Fin

I'll end with one last detail from the MTV2 showcase. That Here Be Monsters neon sign didn't light up in the "Monsters" part, when the roadie (but better groomed) guy came to turn it on. I thought it was quite witty, at the time, to have a sign that said "Here Be Monsters" up above a stage set for rock music: the inevitable image of a museum case displaying Monsters of Rock just like at the Museum of Natural History in New York.

And the inevitable suggestion that here was the place where meaning stopped.

Anyway the "Monsters" fails to light and the roadie (b.b.g.) guy pulls the string a couple more times, shrugs, and slithers away. And that's just about how much clout those bastards have over me, I thought to myself (probably grinning like an idiot). Maybe because I was standing next to the pianist from Starsailor and he'd just gotten me high or because it seemed so improbable that anyone would think me an audience worth impressing or that, finally, I wasn't flattered by any of it, but excited by the chance to be there, where absolutely nothing happened. Not like I thought it would, anyway.

Music


Books


Film


Recent
Books

How the Template for Modern Combat Journalism Developed

The superbly researched Journalism and the Russo-Japanese War tells readers how Japan pioneered modern techniques of propaganda and censorship in the Russo-Japanese War.

Film

From Horrifying Comedy to Darkly Funny Horror: Bob Clark Films

What if I told you that the director of one of the most heartwarming and beloved Christmas movies of all time is the same director as probably the most terrifying and disturbing yuletide horror films of all time?

Music

The 50 Best Songs of 2007

Journey back 13 years to a stellar year for Rihanna, M.I.A., Arcade Fire, and Kanye West. From hip-hop to indie rock and everywhere in between, PopMatters picks the best 50 songs of 2007.

Music

'Modern' Is the Pinnacle of Post-Comeback Buzzcocks' Records

Presented as part of the new Buzzcocks' box-set, Sell You Everything, Modern showed a band that wasn't interested in just repeating itself or playing to nostalgia.

Music

​Nearly 50 and Nearly Unplugged: 'ChangesNowBowie' Is a Glimpse Into a Brilliant Mind

Nine tracks, recorded by the BBC in 1996 show David Bowie in a relaxed and playful mood. ChangesNowBowie is a glimpse into a brilliant mind.

Music

Reaching for the Sky: An Interview with Singer-Songwriter Bruce Sudano

How did Bruce Sudano become a superhero?
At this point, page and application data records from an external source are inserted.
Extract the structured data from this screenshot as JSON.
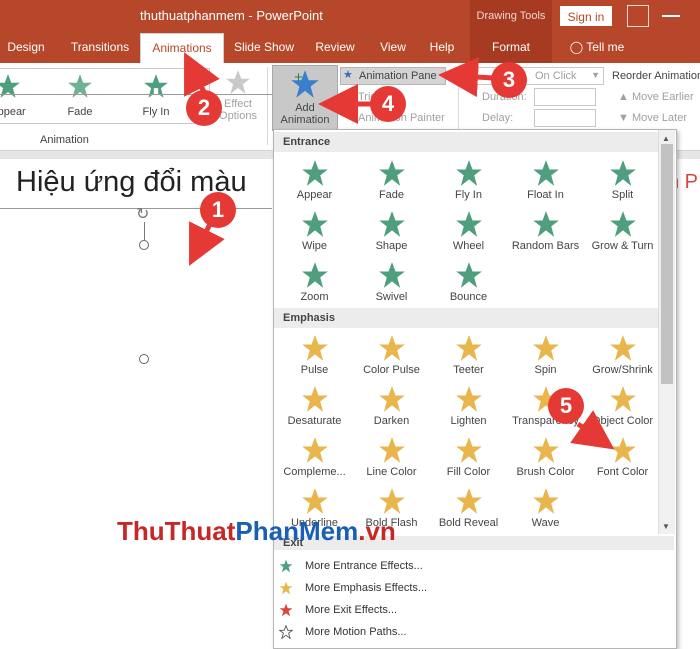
{
  "window": {
    "title": "thuthuatphanmem  -  PowerPoint",
    "context_tab_group": "Drawing Tools",
    "signin": "Sign in"
  },
  "tabs": [
    "Design",
    "Transitions",
    "Animations",
    "Slide Show",
    "Review",
    "View",
    "Help",
    "Format",
    "Tell me"
  ],
  "ribbon": {
    "animation_gallery": [
      "Appear",
      "Fade",
      "Fly In"
    ],
    "effect_options": [
      "Effect",
      "Options"
    ],
    "animation_group_label": "Animation",
    "add_animation": [
      "Add",
      "Animation"
    ],
    "animation_pane": "Animation Pane",
    "trigger": "Trigger",
    "animation_painter": "Animation Painter",
    "start": "On Click",
    "duration": "Duration:",
    "delay": "Delay:",
    "reorder": "Reorder Animation",
    "move_earlier": "Move Earlier",
    "move_later": "Move Later"
  },
  "slide": {
    "text": "Hiệu ứng đổi màu",
    "partial_right": "n P"
  },
  "gallery": {
    "entrance_title": "Entrance",
    "entrance": [
      "Appear",
      "Fade",
      "Fly In",
      "Float In",
      "Split",
      "Wipe",
      "Shape",
      "Wheel",
      "Random Bars",
      "Grow & Turn",
      "Zoom",
      "Swivel",
      "Bounce"
    ],
    "emphasis_title": "Emphasis",
    "emphasis": [
      "Pulse",
      "Color Pulse",
      "Teeter",
      "Spin",
      "Grow/Shrink",
      "Desaturate",
      "Darken",
      "Lighten",
      "Transparency",
      "Object Color",
      "Compleme...",
      "Line Color",
      "Fill Color",
      "Brush Color",
      "Font Color",
      "Underline",
      "Bold Flash",
      "Bold Reveal",
      "Wave"
    ],
    "exit_title": "Exit",
    "more": [
      "More Entrance Effects...",
      "More Emphasis Effects...",
      "More Exit Effects...",
      "More Motion Paths..."
    ]
  },
  "annotations": [
    "1",
    "2",
    "3",
    "4",
    "5"
  ],
  "watermark": {
    "part1": "ThuThuat",
    "part2": "PhanMem",
    "part3": ".vn"
  },
  "colors": {
    "accent": "#b7472a",
    "entrance_star": "#4f9e7e",
    "emphasis_star": "#e8b64c",
    "exit_star": "#d9473a",
    "arrow": "#e53935"
  }
}
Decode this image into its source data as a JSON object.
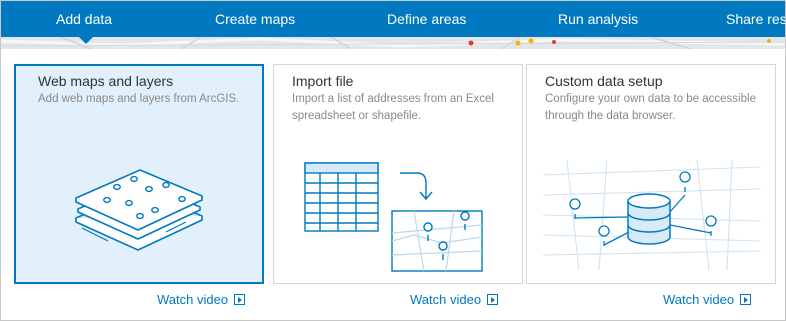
{
  "nav": {
    "tabs": [
      {
        "label": "Add data",
        "active": true
      },
      {
        "label": "Create maps",
        "active": false
      },
      {
        "label": "Define areas",
        "active": false
      },
      {
        "label": "Run analysis",
        "active": false
      },
      {
        "label": "Share resu",
        "active": false
      }
    ],
    "accent_color": "#0079c1"
  },
  "cards": [
    {
      "title": "Web maps and layers",
      "description": "Add web maps and layers from ArcGIS.",
      "selected": true,
      "watch_label": "Watch video",
      "illustration": "stacked-map-layers-icon"
    },
    {
      "title": "Import file",
      "description": "Import a list of addresses from an Excel spreadsheet or shapefile.",
      "selected": false,
      "watch_label": "Watch video",
      "illustration": "spreadsheet-to-map-icon"
    },
    {
      "title": "Custom data setup",
      "description": "Configure your own data to be accessible through the data browser.",
      "selected": false,
      "watch_label": "Watch video",
      "illustration": "database-network-icon"
    }
  ]
}
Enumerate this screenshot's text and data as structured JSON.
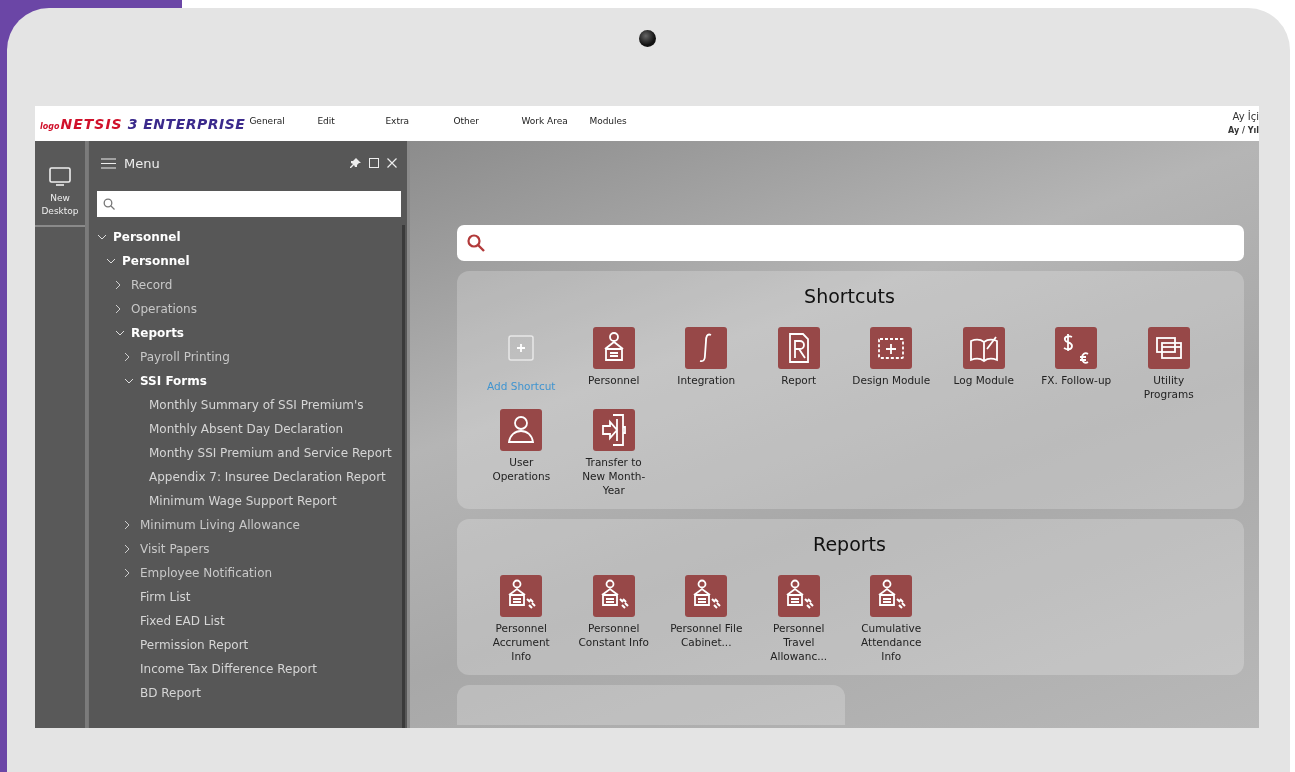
{
  "app": {
    "logo": {
      "prefix": "logo",
      "name": "NETSIS",
      "suffix": "3 ENTERPRISE"
    },
    "menu_bar": [
      "General",
      "Edit",
      "Extra",
      "Other",
      "Work Area",
      "Modules"
    ],
    "period": {
      "line_1": "Ay İçi",
      "line_2": "Ay / Yıl"
    }
  },
  "rail": {
    "label": "New Desktop"
  },
  "menu_panel": {
    "title": "Menu",
    "tree": [
      {
        "label": "Personnel",
        "expanded": true,
        "children": [
          {
            "label": "Personnel",
            "expanded": true,
            "children": [
              {
                "label": "Record",
                "expanded": false
              },
              {
                "label": "Operations",
                "expanded": false
              },
              {
                "label": "Reports",
                "expanded": true,
                "children": [
                  {
                    "label": "Payroll Printing",
                    "expanded": false
                  },
                  {
                    "label": "SSI Forms",
                    "expanded": true,
                    "children": [
                      {
                        "label": "Monthly Summary of SSI Premium's"
                      },
                      {
                        "label": "Monthly Absent Day Declaration"
                      },
                      {
                        "label": "Monthy SSI Premium and Service Report"
                      },
                      {
                        "label": "Appendix 7: Insuree Declaration Report"
                      },
                      {
                        "label": "Minimum Wage Support Report"
                      }
                    ]
                  },
                  {
                    "label": "Minimum Living Allowance",
                    "expanded": false
                  },
                  {
                    "label": "Visit Papers",
                    "expanded": false
                  },
                  {
                    "label": "Employee Notification",
                    "expanded": false
                  },
                  {
                    "label": "Firm List"
                  },
                  {
                    "label": "Fixed EAD List"
                  },
                  {
                    "label": "Permission Report"
                  },
                  {
                    "label": "Income Tax Difference Report"
                  },
                  {
                    "label": "BD Report"
                  }
                ]
              }
            ]
          }
        ]
      }
    ]
  },
  "main": {
    "sections": [
      {
        "title": "Shortcuts",
        "tiles": [
          {
            "kind": "add",
            "label": "Add Shortcut"
          },
          {
            "kind": "module",
            "label": "Personnel"
          },
          {
            "kind": "module",
            "label": "Integration"
          },
          {
            "kind": "module",
            "label": "Report"
          },
          {
            "kind": "module",
            "label": "Design Module"
          },
          {
            "kind": "module",
            "label": "Log Module"
          },
          {
            "kind": "module",
            "label": "FX. Follow-up"
          },
          {
            "kind": "module",
            "label": "Utility Programs"
          },
          {
            "kind": "module",
            "label": "User Operations"
          },
          {
            "kind": "module",
            "label": "Transfer to New Month-Year"
          }
        ]
      },
      {
        "title": "Reports",
        "tiles": [
          {
            "kind": "report",
            "label": "Personnel Accrument Info"
          },
          {
            "kind": "report",
            "label": "Personnel Constant Info"
          },
          {
            "kind": "report",
            "label": "Personnel File Cabinet..."
          },
          {
            "kind": "report",
            "label": "Personnel Travel Allowanc..."
          },
          {
            "kind": "report",
            "label": "Cumulative Attendance Info"
          }
        ]
      }
    ]
  }
}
PopMatters has the answer as Sudano celebrates the release of Spirals and reflects on his career from Brooklyn Dreams to Broadway.

Music

Inventions Conjure Mystery and Hope with the Intensely Creative 'Continuous Portrait'

Instrumental duo Matthew Robert Cooper (Eluvium) and Mark T. Smith (Explosions in the Sky) release their first album in five years as Inventions. Continuous Portrait is both sonically thrilling and oddly soothing.

Music

Esperanza Spalding and Fred Hersch Are 'Live at the Village Vanguard' to Raise Money for Musicians

Esperanza Spalding and Fred Hersch release a live recording from a 2018 show to raise money for a good cause: other jazz musicians.

Music

Lady Gaga's 'Chromatica' Hides Its True Intentions Behind Dancefloor Exuberance

Lady Gaga's Chromatica is the most lively and consistent record she's made since Born This Way, embracing everything great about her dance-pop early days and giving it a fresh twist.

Love in the Time of Coronavirus

Street Art As Sprayed Solidarity: Global Corona Graffiti

COVID-19-related street art functions as a vehicle for political critique and social engagement. It offers a form of global solidarity in a time of crisis.

Music

Gretchen Peters Honors Mickey Newbury With "The Sailor" and New Album (premiere + interview)

Gretchen Peters' latest album, The Night You Wrote That Song: The Songs of Mickey Newbury, celebrates one of American songwriting's most underappreciated artists. Hear Peters' new single "The Sailor" as she talks about her latest project.

Music

Okkyung Lee Goes From Classical to Noise on the Stellar 'Yeo-Neun'

Cellist Okkyung Lee walks a fine line between classical and noise on the splendid, minimalist excursion Yeo-Neun.

Reviews
Collapse Expand Reviews

Features
Collapse Expand Features
PM Picks
Collapse Expand Pm Picks

© 1999-2020 PopMatters.com. All rights reserved.
PopMatters is wholly independent, women-owned and operated.